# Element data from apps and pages

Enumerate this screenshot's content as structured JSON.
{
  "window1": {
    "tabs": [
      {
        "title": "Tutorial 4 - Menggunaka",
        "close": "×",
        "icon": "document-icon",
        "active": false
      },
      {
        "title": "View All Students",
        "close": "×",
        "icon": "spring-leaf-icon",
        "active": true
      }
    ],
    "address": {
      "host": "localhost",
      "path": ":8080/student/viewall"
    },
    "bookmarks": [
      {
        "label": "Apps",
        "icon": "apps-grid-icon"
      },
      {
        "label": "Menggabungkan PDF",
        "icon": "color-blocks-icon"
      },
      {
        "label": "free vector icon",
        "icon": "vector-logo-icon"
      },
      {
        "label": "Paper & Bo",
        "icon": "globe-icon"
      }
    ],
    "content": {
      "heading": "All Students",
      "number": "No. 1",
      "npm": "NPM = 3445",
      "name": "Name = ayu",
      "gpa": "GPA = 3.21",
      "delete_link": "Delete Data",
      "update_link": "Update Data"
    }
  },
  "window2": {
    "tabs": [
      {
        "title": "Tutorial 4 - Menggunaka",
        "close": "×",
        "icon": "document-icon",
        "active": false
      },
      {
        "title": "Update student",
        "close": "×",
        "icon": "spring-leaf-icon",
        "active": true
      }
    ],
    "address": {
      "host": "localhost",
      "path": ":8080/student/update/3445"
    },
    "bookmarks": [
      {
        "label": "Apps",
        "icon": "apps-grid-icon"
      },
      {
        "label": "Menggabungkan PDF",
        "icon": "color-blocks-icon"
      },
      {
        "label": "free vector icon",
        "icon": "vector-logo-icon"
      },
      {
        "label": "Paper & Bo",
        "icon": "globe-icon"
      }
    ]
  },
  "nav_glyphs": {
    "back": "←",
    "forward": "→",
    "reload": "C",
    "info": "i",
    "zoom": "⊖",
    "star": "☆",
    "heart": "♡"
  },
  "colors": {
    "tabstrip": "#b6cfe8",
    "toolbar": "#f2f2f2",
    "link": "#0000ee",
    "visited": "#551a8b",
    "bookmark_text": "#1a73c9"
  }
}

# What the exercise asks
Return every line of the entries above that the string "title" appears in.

# Result of this exercise
        "title": "Tutorial 4 - Menggunaka",
        "title": "View All Students",
        "title": "Tutorial 4 - Menggunaka",
        "title": "Update student",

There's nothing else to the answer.